Heloise: If a droplet of no ability trickled down to me from the honeycomb of wisdom, I would try with every effort of my mind to portray in the jottings of my letter, various things with a fragrant nectar of your nourishing love. But throughout all eternity no phrase has yet been found that speaks clearly about how intent on you is my spirit. For God is my witness that I love you with a sublime and exceptional love. And so there is not, nor ever will be, any event or circumstance except death, that will separate me from your love. For this reason, every day there is in me the desire and wish that I may be restored by your soothing presence, and one day will seem a month to me and a week a year, until that sweetest vision of your love appears. So much pain sprouts and thrives in my heart that not even a whole year would suffice for its description. My body too is sad. My spirit transformed from its usual cheerfulness. Farewell.

Robert Plant Conundrum - Abelard And Heloise by Blair-LeightonOver the centuries, critics sometimes proclaim that Abelard's love for Heloise was returned in less measure than he received from her. They who criticize do not understand the times or the predicament Abelard was in. Not only did they live in a time when the catholic church ruled everything, and the only course for a philosopher and teacher like Abelard was to live his life was within it's constraints; after he was attacked, he was destroyed, -a broken man in spirit and body; if it seemed in the later letters that he ever tried to refute their love, it was because Heloise's physical and emotional desire burned as brightly as ever for Abelard, and in the state he was in after he was castrated, any semblance of normal relations between a husband and wife, was an impossibility. In instructing Heloise to turn her love and passion for him into passion for the god of the catholic church and her duties as Abbess, he saw it as the best way to bring peace of mind to his beloved girl, who had, along with him, been thrust into this impossible, tragic situation. -He not only gave the Oratory of the Paraclete to Heloise and her Sisters, his response to Heloise's entreaties for theological and practical instruction from him were replied to with all he had to give her; the treatises and hymns written for the Paraclete on Heloise's behalf, which were the tribute to and comfort from a loving husband trying to do the best he could for his beloved wife, irrevocably lost to him.
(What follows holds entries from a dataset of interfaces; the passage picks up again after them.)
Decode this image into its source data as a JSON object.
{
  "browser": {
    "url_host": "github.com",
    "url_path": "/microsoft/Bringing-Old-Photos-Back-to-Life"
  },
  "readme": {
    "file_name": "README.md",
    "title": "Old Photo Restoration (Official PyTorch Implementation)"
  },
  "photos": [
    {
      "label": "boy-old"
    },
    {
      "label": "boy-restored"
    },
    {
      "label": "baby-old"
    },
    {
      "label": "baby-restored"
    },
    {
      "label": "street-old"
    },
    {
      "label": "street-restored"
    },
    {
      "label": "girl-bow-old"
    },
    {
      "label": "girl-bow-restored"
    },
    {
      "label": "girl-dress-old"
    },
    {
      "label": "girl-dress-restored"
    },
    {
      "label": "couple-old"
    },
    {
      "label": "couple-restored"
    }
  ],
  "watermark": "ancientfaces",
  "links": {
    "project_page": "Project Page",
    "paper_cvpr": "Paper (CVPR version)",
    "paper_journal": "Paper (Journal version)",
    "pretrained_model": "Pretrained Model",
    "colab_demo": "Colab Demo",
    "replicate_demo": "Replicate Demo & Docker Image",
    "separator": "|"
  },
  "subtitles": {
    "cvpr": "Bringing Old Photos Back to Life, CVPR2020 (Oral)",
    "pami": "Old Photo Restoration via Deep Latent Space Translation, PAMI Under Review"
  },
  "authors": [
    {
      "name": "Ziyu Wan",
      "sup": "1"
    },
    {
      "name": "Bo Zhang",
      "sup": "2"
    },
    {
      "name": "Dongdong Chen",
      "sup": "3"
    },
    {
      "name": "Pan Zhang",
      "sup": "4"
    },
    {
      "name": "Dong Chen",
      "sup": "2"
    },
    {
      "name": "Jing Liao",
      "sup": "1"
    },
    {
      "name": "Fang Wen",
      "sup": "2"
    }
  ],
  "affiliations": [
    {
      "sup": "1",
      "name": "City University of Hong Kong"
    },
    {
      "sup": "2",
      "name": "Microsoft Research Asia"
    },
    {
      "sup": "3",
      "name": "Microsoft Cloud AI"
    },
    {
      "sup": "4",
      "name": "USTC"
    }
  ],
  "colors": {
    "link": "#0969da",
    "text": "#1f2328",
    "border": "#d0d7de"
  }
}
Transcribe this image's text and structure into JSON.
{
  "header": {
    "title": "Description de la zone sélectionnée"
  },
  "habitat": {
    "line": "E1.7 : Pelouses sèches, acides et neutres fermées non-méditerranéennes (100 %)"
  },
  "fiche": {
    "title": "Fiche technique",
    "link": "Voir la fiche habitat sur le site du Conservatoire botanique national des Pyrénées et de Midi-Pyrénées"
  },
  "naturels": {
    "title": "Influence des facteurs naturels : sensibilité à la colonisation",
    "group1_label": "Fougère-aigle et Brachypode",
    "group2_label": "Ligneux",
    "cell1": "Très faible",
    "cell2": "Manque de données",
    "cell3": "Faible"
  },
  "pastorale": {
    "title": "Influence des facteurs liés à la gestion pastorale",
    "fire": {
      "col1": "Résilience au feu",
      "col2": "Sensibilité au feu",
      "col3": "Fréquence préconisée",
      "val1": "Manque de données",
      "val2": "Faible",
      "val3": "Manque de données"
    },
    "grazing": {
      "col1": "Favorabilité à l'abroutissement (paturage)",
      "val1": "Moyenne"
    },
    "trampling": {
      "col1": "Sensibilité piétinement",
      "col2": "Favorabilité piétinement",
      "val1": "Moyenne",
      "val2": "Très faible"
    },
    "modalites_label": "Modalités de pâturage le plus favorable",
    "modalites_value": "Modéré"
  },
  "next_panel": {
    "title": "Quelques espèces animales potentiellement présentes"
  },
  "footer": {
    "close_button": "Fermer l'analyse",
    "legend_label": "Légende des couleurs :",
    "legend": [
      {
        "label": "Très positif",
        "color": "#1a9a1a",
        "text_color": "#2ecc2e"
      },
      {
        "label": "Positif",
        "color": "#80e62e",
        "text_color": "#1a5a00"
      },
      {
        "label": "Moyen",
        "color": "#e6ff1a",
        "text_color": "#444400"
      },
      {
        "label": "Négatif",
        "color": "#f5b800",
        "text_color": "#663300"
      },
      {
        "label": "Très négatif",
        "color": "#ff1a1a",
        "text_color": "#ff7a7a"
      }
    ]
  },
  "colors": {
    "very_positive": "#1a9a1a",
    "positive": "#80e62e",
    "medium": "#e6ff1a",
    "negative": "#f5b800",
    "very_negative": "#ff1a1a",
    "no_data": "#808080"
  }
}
To Abelard's critics: The pure, shining, faithful, glorious love of Heloise for her Abelard wasn't evoked in her from nothing; it wasn't evoked undeserved by Abelard.

This is certain, and must be clear: Abelard adored his Heloise above all else.

-This truncated account and a few quotations from these true lovers serves the purpose of conveying the message of this Clue in The Conundrum, but it does not well serve Abelard and his Heloise, for their story, one of Love that transcends all space and time, is one of the great love stories the world has seen. The links below provide a better picture of their story:

Robert Plant Conundrum -  Lovers at the tomb of Abelard and Heloise, engraving after Henri Courvoisier-Voisin. c.1820
Lovers at the tomb of Abelard and Heloise, engraving after Henri Courvoisier-Voisin. c.1820
Lovers united for Eternity
Pictures copied Via
Excellent French wesbite about Heloise and Abelard (in French)
Transcript of a fascinating interview with Constant Mews at ABC Radio National, Australia